People are often confused by depreciation. When you purchase a capital asset in business (e.g., computer servers, furniture, buildings, etc.) it has what’s known as a “useful life”, which means that it wears out or becomes obsolete over time.
Depreciation is the way businesses pro rate that expense, so that some of the tax deduction occurs in future years. The IRS has a schedule that details how many years to depreciate each type of equipment. For instance, a building is depreciated over a much longer time frame than a piece of machinery because one wears out sooner than the other.
Fixed Assets Depreciate
All businesses require operating equipment of some kind; some also require warehouses or vehicles. These types of assets have useful lives of longer than a year and are known as “fixed assets”. Since these items help your business to make money over a period of future years, the idea is to pro-rate the expense and tie it more closely to the time frame of the actual revenue it has helped you to earn.
To reduce recordkeeping, many businesses set a dollar limit, usually in the $500 – $2,500 range, to determine whether an item will be expensed entirely in one year or depreciated over several years. This annual deduction is also subject to the overall limits that can be deducted in any given year per IRS regulations.

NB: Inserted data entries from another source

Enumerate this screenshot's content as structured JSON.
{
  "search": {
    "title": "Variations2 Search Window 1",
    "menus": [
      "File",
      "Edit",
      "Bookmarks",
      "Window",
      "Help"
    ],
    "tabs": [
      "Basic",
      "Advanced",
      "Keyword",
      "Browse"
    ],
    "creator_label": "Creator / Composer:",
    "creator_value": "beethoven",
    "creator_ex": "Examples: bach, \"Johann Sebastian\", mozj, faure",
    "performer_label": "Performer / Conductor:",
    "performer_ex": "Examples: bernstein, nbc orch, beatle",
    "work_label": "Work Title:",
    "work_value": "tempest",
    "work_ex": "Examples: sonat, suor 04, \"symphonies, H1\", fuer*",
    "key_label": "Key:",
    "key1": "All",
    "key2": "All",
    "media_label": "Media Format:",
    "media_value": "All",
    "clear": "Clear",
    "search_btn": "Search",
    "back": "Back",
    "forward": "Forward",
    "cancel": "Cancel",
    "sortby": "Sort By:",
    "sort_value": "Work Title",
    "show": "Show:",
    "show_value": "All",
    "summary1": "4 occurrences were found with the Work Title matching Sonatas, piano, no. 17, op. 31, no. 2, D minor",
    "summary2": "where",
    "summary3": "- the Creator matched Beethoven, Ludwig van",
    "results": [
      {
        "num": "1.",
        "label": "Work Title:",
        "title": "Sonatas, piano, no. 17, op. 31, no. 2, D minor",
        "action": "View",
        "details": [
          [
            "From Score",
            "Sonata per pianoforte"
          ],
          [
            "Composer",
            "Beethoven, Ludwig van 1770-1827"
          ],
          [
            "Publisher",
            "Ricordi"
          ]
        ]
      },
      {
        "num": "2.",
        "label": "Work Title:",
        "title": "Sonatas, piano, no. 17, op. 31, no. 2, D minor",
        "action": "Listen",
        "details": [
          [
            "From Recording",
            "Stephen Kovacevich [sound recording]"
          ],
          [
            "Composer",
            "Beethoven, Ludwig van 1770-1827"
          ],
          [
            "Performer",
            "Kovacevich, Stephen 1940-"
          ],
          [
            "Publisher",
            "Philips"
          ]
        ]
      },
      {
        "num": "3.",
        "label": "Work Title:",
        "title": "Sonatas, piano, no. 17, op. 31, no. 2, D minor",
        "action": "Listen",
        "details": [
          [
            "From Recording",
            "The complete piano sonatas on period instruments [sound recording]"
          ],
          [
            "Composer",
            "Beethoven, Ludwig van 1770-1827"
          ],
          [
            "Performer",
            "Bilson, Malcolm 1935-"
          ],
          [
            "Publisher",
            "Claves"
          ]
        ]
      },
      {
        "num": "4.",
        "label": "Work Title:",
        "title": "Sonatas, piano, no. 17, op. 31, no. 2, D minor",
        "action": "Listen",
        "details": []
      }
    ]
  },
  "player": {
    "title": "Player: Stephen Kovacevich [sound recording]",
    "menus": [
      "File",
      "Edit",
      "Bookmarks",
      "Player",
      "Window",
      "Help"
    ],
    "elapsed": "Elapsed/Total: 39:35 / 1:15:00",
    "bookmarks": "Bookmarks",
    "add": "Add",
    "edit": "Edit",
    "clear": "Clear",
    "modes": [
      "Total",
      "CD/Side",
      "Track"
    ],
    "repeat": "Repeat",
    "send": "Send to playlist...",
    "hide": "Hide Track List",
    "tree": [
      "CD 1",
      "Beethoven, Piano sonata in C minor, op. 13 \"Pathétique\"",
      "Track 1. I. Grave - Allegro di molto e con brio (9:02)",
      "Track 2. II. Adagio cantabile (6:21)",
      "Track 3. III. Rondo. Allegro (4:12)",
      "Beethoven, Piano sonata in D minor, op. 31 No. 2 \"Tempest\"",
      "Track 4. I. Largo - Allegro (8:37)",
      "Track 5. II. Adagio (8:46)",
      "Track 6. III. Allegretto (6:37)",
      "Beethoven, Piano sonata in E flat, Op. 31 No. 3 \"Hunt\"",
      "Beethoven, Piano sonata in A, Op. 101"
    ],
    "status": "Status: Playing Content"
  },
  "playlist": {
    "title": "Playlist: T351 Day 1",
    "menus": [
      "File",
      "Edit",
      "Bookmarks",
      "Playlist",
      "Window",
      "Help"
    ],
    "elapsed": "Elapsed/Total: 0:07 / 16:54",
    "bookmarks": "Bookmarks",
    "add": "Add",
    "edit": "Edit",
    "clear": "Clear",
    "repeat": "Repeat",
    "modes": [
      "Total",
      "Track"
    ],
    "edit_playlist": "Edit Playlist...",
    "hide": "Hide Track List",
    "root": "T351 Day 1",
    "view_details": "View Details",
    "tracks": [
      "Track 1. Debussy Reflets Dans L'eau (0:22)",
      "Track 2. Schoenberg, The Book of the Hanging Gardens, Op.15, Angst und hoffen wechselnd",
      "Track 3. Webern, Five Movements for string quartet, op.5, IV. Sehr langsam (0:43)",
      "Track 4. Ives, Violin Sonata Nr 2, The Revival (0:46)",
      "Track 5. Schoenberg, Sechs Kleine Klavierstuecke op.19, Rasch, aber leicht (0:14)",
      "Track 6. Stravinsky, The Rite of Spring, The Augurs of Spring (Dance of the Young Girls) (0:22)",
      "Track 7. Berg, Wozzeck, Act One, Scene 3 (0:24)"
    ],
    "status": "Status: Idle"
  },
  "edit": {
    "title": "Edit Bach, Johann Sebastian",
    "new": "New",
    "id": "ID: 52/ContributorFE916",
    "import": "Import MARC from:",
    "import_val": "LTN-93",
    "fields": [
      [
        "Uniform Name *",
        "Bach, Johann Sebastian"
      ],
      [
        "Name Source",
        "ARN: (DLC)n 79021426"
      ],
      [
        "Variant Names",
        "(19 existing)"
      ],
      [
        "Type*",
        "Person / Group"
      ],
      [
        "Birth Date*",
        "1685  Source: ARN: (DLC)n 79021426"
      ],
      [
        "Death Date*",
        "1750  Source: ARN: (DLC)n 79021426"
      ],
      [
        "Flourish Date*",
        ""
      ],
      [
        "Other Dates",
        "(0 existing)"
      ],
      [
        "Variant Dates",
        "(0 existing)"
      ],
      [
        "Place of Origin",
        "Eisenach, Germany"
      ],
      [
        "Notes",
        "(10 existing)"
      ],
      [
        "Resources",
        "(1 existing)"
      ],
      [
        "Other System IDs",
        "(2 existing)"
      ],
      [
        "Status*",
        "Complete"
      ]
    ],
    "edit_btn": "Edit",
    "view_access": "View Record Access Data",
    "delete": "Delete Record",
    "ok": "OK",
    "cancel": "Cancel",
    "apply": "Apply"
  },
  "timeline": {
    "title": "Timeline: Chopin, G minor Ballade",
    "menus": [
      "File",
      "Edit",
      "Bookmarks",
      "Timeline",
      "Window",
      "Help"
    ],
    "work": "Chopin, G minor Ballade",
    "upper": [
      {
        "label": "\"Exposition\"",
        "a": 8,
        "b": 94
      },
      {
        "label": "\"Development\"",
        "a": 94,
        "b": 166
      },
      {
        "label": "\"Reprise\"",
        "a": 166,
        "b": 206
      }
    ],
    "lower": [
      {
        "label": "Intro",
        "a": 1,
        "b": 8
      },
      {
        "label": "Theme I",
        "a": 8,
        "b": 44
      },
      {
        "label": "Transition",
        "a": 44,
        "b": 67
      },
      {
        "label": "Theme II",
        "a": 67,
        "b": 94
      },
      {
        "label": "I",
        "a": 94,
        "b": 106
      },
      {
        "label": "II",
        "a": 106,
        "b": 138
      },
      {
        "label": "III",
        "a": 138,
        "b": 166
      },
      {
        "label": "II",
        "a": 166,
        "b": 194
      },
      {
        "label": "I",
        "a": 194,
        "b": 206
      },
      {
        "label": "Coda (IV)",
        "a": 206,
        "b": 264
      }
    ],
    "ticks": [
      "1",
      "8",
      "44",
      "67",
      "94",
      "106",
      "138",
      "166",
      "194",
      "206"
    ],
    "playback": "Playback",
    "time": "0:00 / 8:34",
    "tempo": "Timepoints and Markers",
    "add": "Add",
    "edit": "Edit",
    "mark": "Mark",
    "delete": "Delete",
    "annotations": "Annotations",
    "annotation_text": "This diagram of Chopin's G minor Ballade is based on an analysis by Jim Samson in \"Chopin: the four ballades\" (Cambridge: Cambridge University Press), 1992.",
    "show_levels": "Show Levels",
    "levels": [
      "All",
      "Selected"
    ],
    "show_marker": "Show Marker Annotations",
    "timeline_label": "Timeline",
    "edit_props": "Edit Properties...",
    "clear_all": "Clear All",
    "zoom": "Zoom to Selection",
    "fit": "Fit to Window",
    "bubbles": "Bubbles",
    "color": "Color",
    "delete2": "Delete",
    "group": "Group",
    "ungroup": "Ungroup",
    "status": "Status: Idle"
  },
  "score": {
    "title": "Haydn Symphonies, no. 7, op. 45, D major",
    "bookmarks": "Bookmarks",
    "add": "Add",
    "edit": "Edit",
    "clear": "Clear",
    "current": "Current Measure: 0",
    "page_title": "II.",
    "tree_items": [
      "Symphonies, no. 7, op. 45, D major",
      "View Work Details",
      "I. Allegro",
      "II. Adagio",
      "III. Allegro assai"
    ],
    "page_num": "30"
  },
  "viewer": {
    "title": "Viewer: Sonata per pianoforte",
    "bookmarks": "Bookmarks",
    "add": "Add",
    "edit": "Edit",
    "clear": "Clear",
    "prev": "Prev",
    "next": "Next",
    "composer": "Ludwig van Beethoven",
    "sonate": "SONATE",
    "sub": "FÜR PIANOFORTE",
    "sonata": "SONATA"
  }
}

Your accountant can help you set a per item limit that is reasonable for your business.
What Items Cannot be Depreciated?
Land is not depreciable, as it never is “used up.” So undeveloped real estate is not depreciable, nor is inventory that you plan on leasing or renting. However, improvements made to land, such as a building, are depreciable. In addition, intangibles (like trademarks and licenses) are not depreciable. And taxpayers are not allowed to depreciate personal assets used outside of the business; e.g., family vehicles or personal PCs.
How Is Depreciation Calculated?
There are two primary ways: Straight-line and Accelerated Cost Recovery System (ACRS). You can choose the depreciation method to be used for each item. Straight-line gives you an equal depreciation deduction in each year and ACRS front end loads the deduction by taking more in the early years and less later on. Both methods allow you to ultimately depreciate the same dollar amount. For example, an item with a 10 year life and a $1,000 purchase value, would be depreciated $100 per year for ten years. Under one of the ACRS calculations, it would be more in the first year and then declining amounts for the following years.
How Does This Impact Your Business Taxes?
It alters the time frame when you get the tax deduction. If something costs $1,000 and is expensed in the first year (i.e., not depreciated), you have a $1000 tax deduction. If the same item is depreciated using the straight-line method, you would have a $100 tax deduction in the first year & $100 in each of the following 9 years. Depending upon the amounts involved, this can have a significantly different tax deduction impact, so it’s important to understand which is the best way to use to reduce your taxes.
The IRS has more information on how to handle property depreciation or check with your accountant.